I’ll start with some good old British modesty and self-deprecation, then I’ll put it aside, just for today. I feel uncomfortable blowing my own trumpet, particularly as I can’t play the trumpet. I’ve got a feeling this post is going to be tricky to write, but for reasons that I hope will become clear, it is important for me to write it, as a reminder.
I’m an excellent manager.
In my well-paid job, that I gave up to become a stay at home mum, I was a financial controller or financial director. This means I managed the accounts departments of companies. I was usually responsible for all aspects of finance within a business, most often reporting directly to the managing director. I was trusted implicitly by those managing directors and became their right hand woman.
As a fully qualified accountant (before children, my proudest moment was qualifying with first time passes in all my exams) I competently produced full sets of accounts accurately and on time.
I was organised and never missed a deadline. I introduced new operational and accounting software systems. I performed audits, ran meetings and training sessions and was usually the office expert on Excel.
I think the reason I was so successful in my career however, was the way I dealt with people. I was an excellent manager because I treated people with respect. I was kind to them. I cared about them. I made sure everyone in my department was fully trained and knew exactly what they were supposed to be doing.
When I asked one of my team to do something, they did it. This was the skill that set me apart from other less accomplished managers. To them it was like I had a magic wand, they asked how I did it. I told them, but they went back to their teams and either ignored them or shouted at them.
The secret of running a successful department is to remember that being a manager is your top priority. All of your other tasks must wait, your team is more important. This is why people have cried when I’ve announced I was leaving or clapped and cheered when I’ve been promoted.
None of this happened over night. I learned my management style over many years and by managing spectacularly badly to start with. Eventually I discovered that if your team performs well, you look good. It’s simple really.
You may well ask.
The question I'm asking myself is why oh why haven’t I transferred these skills to my new job?
Managing a team of thirty-six adults (some of whom could be big kids) in my last job was a piece of cake compared with looking after two toddlers!
No corporate job can prepare you for that!
This post was written as part of the Sleep is for the Weak Writing Workshop.

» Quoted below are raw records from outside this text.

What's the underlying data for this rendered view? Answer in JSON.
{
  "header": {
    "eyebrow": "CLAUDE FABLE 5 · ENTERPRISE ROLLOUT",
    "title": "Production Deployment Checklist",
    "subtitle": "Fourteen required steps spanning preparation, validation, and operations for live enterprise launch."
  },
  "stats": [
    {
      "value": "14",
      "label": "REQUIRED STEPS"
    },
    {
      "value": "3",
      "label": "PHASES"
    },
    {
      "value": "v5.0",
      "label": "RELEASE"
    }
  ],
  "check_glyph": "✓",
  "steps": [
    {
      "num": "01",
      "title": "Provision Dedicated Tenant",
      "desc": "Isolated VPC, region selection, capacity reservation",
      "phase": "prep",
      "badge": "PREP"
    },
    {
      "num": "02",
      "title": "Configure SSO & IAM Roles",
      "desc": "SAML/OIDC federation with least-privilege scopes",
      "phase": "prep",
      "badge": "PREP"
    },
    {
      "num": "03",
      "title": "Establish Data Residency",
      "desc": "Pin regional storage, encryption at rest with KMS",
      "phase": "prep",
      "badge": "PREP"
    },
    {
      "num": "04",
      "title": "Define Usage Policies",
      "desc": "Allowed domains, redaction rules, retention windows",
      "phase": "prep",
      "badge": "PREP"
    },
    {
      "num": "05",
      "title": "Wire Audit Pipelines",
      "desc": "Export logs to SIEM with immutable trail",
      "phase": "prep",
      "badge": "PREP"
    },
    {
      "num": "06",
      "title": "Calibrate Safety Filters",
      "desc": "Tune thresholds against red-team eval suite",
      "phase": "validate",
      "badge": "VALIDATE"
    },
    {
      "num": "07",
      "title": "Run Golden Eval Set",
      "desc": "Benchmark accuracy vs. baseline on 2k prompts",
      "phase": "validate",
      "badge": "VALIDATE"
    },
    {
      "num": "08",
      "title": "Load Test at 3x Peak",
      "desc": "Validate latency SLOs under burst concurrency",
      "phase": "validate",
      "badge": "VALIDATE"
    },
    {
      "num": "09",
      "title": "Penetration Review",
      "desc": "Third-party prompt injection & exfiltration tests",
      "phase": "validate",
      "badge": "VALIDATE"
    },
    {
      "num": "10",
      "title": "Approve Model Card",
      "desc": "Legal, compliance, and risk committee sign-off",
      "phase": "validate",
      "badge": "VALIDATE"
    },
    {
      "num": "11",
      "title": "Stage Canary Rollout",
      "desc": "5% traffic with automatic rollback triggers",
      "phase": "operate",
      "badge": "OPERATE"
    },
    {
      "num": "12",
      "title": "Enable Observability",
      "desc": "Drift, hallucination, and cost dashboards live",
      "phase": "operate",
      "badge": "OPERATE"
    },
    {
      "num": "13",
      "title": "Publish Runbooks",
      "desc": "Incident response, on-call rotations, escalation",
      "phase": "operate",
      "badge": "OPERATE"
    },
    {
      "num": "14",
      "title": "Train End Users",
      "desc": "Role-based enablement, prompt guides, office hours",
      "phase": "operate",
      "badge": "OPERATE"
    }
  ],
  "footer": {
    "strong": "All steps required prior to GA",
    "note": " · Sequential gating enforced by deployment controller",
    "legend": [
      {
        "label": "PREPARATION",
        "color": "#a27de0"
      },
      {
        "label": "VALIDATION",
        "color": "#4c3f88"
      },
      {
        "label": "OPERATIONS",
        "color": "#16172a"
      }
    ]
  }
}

This week I chose prompt no.5: Tell us about something, or show us something that you do really, really well and are proud of.